There are currently four versions of IrDA; their differences are mainly in the transfer speed. They are:
This is the original standard with a transfer speed of up to 115 Kbps.
Improved transfer speed of 1.152 Mbps. Not widely implemented.
Speed of up to 4 Mbps. Most new computers implement this standard. Windows 2000 and XP support this implementation.
Speed of up to 16 Mbps. Not widely implemented yet.
Future versions of the IrDA will boost speed up to 50 Mbps.
When two devices with two different IrDA implementations communicate with each other, they will both step down to the lower transfer speed.
In terms of operating range, infrared devices can communicate up to one or two meters.
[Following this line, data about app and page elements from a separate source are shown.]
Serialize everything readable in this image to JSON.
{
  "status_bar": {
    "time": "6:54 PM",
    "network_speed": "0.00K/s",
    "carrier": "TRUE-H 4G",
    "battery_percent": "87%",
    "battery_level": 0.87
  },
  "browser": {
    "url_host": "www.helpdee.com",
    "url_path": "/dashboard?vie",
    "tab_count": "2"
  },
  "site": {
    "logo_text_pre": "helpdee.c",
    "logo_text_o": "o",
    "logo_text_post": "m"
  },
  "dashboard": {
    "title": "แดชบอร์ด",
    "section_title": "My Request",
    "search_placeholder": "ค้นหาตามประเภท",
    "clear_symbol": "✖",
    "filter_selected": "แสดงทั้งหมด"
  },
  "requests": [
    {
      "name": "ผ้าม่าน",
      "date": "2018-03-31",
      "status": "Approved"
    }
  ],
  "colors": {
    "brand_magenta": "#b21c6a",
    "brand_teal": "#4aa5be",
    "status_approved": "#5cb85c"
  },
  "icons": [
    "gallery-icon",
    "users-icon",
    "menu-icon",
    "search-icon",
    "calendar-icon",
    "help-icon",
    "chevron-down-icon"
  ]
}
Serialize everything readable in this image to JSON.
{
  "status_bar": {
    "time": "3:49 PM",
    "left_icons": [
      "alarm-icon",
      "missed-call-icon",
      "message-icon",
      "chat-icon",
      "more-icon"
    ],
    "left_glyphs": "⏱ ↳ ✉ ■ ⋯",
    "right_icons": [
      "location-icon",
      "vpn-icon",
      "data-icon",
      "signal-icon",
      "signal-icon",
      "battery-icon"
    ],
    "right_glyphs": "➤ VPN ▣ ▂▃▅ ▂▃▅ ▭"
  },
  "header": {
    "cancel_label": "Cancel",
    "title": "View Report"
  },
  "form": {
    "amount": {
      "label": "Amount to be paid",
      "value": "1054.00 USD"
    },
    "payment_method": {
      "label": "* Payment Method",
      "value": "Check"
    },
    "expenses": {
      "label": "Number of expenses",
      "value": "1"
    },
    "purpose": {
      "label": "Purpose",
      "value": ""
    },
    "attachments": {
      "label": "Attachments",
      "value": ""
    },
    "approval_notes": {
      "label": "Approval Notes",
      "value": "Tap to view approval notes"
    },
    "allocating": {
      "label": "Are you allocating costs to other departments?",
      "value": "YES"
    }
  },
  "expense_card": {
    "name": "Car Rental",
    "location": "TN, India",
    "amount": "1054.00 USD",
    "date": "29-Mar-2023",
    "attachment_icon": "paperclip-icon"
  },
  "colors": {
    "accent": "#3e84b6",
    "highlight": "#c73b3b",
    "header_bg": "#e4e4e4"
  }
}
Depending on the implementation, if a device uses a lower power version, the range can be stepped down to a mere 20 to 30 cm. This is crucial for low-power devices.
All data packets exchanged are protected using a Cyclic Redundancy Check (CRC), which uses a number derived from the transmitted data to verify its integrity. CRC-16 is used for speeds up to 1.152 Mbs and CRC-32 is used for speeds up to 4 Mbs. The IrDA also defines a bi-directional communication for infrared communications.